One of my favorite activities during my leisure time is to go see movies at the theater. I love movies for their visual, emotional, and artistic impact. The main sources of movies I have seen come from Hollywood, California. Hollywood has been the center of the movie world since the â€œGolden Age of Hollywoodâ€ from 1927 to the late 1950’s, which has persisted to this day. However, Hollywood is not only recognized for its glitz and glamour, it’s also recognized for the financial impact it has on the world economy. The Hollywood Film Industry churns out on average 520 movies a year, with growth of 1.8% per year. The domestic box office returns in 2008 reached $9.8 billion, at a growth rate of 1.7% from 2007. The international box office returns of 2008, which accounted for 65% of total revenue, reached an all time high of $28.1 billion, rising 5.2% from 2007. Hollywood is not only the heart of the American film industry; it is the center for home movie and television production as well. When you incorporate home movie and television production with the film industry, this Hollywood giant contributes close to $80 billion to the U.S. economy.

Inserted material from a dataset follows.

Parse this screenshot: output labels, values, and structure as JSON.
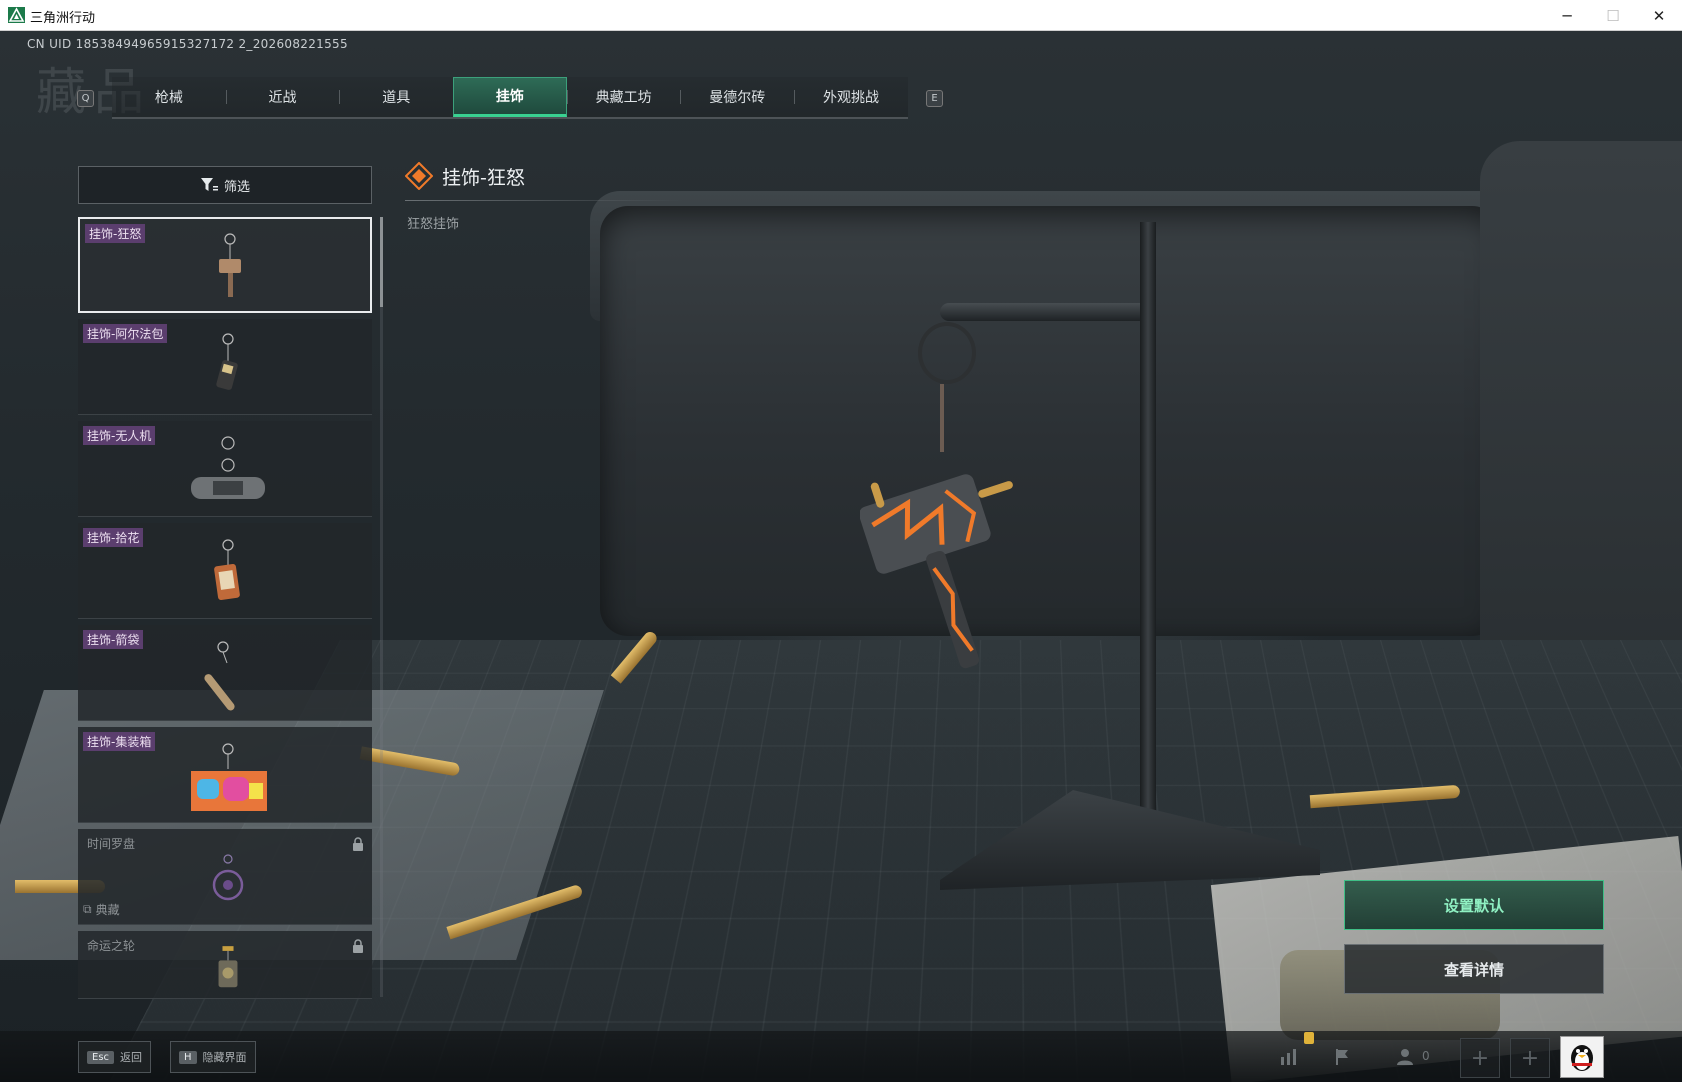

Recently, another player in the world film industry has stepped up to challenge Hollywood for a share of the world cinema market. This film industry, which is located in India, is known as Bollywood. Bollywood is known for its theatrical productions that include music, dancing, and singing. This movie hub releases close to 1000 movies per year, double that of Hollywood. However, Bollywood movies have been plagued by poor funding, stagnant story lines, and complacent producers and directors. Starting in 2006, a revolution has taken place to create better movies, which includes a shift in business ideology from a cash-flow to profit-loss. Directors and producers were solely worried about the money they could get from their next film, whether or not their current project flopped. Once the industry began looking at movies from a profit-loss perspective, the standard of movie making in Bollywood began to rise. With the Indian economy growing greatly, more and more Indian businesses are entering the movie market by funding higher priced films. These budget increases allow film makers to spend more time in pre-production, cast better actors and actresses, pay them accordingly, and to film higher quality movies.
With the increase in Bollywood’s quality over the last few years, Hollywood has taken notice of the new competition. Hollywood recognizes that Bollywood is a growing force, so much so that some movie houses are creating joint ventures in order to gain capital funding and to work on bigger and better project. One of the most notable collaborations to date has been the merging of DreamWorks, run by Steven Spielberg and Stacey Snider, with one of India’s largest entertainment conglomerates, the Reliance ADA Group. With this cooperation between Hollywood and Bollywood, how much growth can the two movie giants sustain? What will be the impact of these international mergers on the U.S. and Indian film industries? Will Bollywood take jobs (especially post-production) away from the Hollywood due to lower costs in India? These are all the questions to consider. For more information please refer to:
– Jason Silver